Run-ons are at least two sentences that have been put together as one. When you first look at it, nothing seems out of place. I mean, it sounds good, right?

Alas, this is one kind of sentence that's frowned upon by all societies, no matter what language it's in.

One of the other "bad" oddities of writing is the fragment. It's too short to be a sentence, too long to be a phrase. A fragment is rejected by both norms, simply because no one can figure out what to do with it.

However, I believe that these grammatical errors, as they are so called, have a quiet justice about them. Yes… that's it.

A run-on sentence personifies the defiance of rules. It refuses to be corralled and … and captured by the limits of common law. Why should anyone care how long or how much those sentences come together, without any out-dated punctuation to stand in their way?

A fragment is the guardian of the pure, unelaborated essence of the sentence. It refuses to listen to the grammatical authority, showing all that it is the very root of sentences. The fragment says to you, I am outside of your rules, your laws, your traditions.

And yet, these outlawed forms of expression have no place in society - despite the fact that it was the very society that spawned these relationships between sentences. Oh, no, that is a conveniently ignored fact.
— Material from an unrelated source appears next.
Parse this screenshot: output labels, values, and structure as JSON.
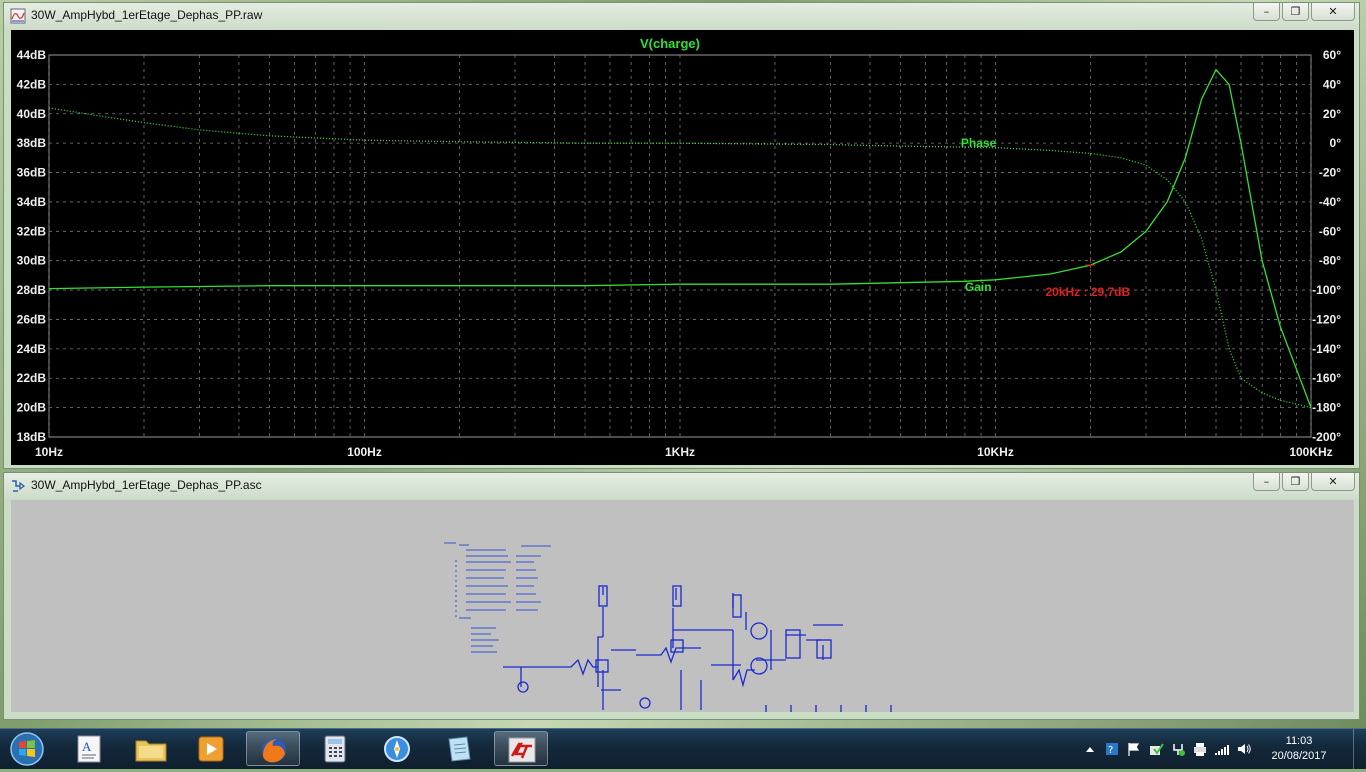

While the run-on enjoys the melding of two into one, the fragment will always have a sense of utter finality of its version of hope when it speaks. No punctuation hinders a fragment's expression.

With this in mind, whatever is a fragment resounds because there is nothing to stifle it.